Permanent link to this item: http://hdl.handle.net/10568/33541

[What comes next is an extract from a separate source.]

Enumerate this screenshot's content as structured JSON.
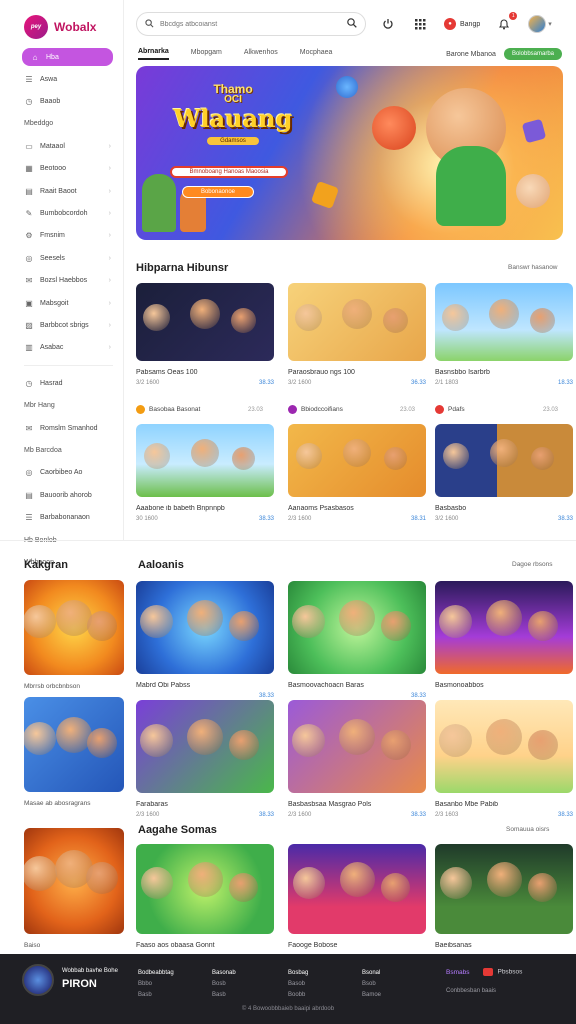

Once again an animal influenza A virus has crossed the species barrier to cause an appreciable number of human cases. Now, two months after the first known human infections with the H7N9 virus, the question is: which of the paths set by previous emerging influenza viruses will it follow? One predecessor, H5N1, generated alarm owing to its high pathogenicity in humans. It has proved to be a tenacious adversary, remaining endemic in poultry across large parts of Asia, but thankfully it has not adapted to humans and person-to-person transmission remains rare. A second, H7N7, caused a number of mostly mild human infections in the Netherlands in 2003, with some evidence of limited person-to-person spread, but extensive poultry culling controlled it. A third, the H1N1 swine influenza virus that emerged in 2009, successfully adapted to humans and caused a pandemic. So will H7N9 prove to be controllable? Will it remain entrenched in animals? Or will it, like the H1N1 virus, stably adapt to humans and cause a pandemic? The fine line between foresight and alarmism can only be drawn in retrospect. Nevertheless, my colleagues and I consider that H7N9 has many of the traits that make a new flu virus worrisome.